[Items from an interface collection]
_ _ _ _ _ _ _
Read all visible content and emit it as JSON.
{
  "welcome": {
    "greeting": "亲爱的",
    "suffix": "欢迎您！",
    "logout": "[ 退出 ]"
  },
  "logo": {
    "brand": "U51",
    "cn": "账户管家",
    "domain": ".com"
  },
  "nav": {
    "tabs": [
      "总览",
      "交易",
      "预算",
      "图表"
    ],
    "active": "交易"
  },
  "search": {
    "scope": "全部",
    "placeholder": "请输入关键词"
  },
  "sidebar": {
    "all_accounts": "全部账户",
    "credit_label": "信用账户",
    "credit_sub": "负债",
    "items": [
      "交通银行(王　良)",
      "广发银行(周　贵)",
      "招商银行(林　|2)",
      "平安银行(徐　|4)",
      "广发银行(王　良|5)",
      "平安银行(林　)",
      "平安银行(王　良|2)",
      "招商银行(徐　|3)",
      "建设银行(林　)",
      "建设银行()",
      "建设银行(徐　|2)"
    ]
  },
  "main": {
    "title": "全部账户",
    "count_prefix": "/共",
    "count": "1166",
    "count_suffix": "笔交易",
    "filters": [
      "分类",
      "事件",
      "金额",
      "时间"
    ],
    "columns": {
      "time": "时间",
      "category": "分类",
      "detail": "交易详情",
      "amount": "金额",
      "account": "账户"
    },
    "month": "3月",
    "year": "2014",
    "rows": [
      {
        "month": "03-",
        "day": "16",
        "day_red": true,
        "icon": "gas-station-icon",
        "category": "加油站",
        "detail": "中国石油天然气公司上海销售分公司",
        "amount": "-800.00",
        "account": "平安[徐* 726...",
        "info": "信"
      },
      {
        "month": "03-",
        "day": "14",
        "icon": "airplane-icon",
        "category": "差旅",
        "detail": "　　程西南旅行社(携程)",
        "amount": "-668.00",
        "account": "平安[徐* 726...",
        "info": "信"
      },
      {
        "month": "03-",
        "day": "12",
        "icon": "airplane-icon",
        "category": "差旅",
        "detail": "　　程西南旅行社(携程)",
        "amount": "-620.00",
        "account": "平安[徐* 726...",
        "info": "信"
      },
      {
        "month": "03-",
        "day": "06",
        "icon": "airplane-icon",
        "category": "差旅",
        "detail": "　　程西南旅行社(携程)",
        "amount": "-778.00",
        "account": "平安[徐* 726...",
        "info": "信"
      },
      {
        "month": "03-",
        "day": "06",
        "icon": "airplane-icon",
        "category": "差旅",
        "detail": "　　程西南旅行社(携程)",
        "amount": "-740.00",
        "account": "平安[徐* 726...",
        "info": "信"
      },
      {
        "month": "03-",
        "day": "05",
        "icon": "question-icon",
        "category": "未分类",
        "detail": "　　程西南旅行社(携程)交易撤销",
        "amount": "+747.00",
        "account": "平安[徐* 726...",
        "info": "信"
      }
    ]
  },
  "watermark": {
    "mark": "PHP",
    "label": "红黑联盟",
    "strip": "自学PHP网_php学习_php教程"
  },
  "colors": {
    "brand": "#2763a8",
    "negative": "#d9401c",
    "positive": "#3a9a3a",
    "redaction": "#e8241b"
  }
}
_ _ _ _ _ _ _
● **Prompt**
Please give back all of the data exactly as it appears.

● **Expected answer**
Read all visible content and emit it as JSON.
{
  "welcome": {
    "greeting": "亲爱的",
    "suffix": "欢迎您！",
    "logout": "[ 退出 ]"
  },
  "logo": {
    "brand": "U51",
    "cn": "账户管家",
    "domain": ".com"
  },
  "nav": {
    "tabs": [
      "总览",
      "交易",
      "预算",
      "图表"
    ],
    "active": "交易"
  },
  "search": {
    "scope": "全部",
    "placeholder": "请输入关键词"
  },
  "sidebar": {
    "all_accounts": "全部账户",
    "credit_label": "信用账户",
    "credit_sub": "负债",
    "items": [
      "交通银行(王　良)",
      "广发银行(周　贵)",
      "招商银行(林　|2)",
      "平安银行(徐　|4)",
      "广发银行(王　良|5)",
      "平安银行(林　)",
      "平安银行(王　良|2)",
      "招商银行(徐　|3)",
      "建设银行(林　)",
      "建设银行()",
      "建设银行(徐　|2)"
    ]
  },
  "main": {
    "title": "全部账户",
    "count_prefix": "/共",
    "count": "1166",
    "count_suffix": "笔交易",
    "filters": [
      "分类",
      "事件",
      "金额",
      "时间"
    ],
    "columns": {
      "time": "时间",
      "category": "分类",
      "detail": "交易详情",
      "amount": "金额",
      "account": "账户"
    },
    "month": "3月",
    "year": "2014",
    "rows": [
      {
        "month": "03-",
        "day": "16",
        "day_red": true,
        "icon": "gas-station-icon",
        "category": "加油站",
        "detail": "中国石油天然气公司上海销售分公司",
        "amount": "-800.00",
        "account": "平安[徐* 726...",
        "info": "信"
      },
      {
        "month": "03-",
        "day": "14",
        "icon": "airplane-icon",
        "category": "差旅",
        "detail": "　　程西南旅行社(携程)",
        "amount": "-668.00",
        "account": "平安[徐* 726...",
        "info": "信"
      },
      {
        "month": "03-",
        "day": "12",
        "icon": "airplane-icon",
        "category": "差旅",
        "detail": "　　程西南旅行社(携程)",
        "amount": "-620.00",
        "account": "平安[徐* 726...",
        "info": "信"
      },
      {
        "month": "03-",
        "day": "06",
        "icon": "airplane-icon",
        "category": "差旅",
        "detail": "　　程西南旅行社(携程)",
        "amount": "-778.00",
        "account": "平安[徐* 726...",
        "info": "信"
      },
      {
        "month": "03-",
        "day": "06",
        "icon": "airplane-icon",
        "category": "差旅",
        "detail": "　　程西南旅行社(携程)",
        "amount": "-740.00",
        "account": "平安[徐* 726...",
        "info": "信"
      },
      {
        "month": "03-",
        "day": "05",
        "icon": "question-icon",
        "category": "未分类",
        "detail": "　　程西南旅行社(携程)交易撤销",
        "amount": "+747.00",
        "account": "平安[徐* 726...",
        "info": "信"
      }
    ]
  },
  "watermark": {
    "mark": "PHP",
    "label": "红黑联盟",
    "strip": "自学PHP网_php学习_php教程"
  },
  "colors": {
    "brand": "#2763a8",
    "negative": "#d9401c",
    "positive": "#3a9a3a",
    "redaction": "#e8241b"
  }
}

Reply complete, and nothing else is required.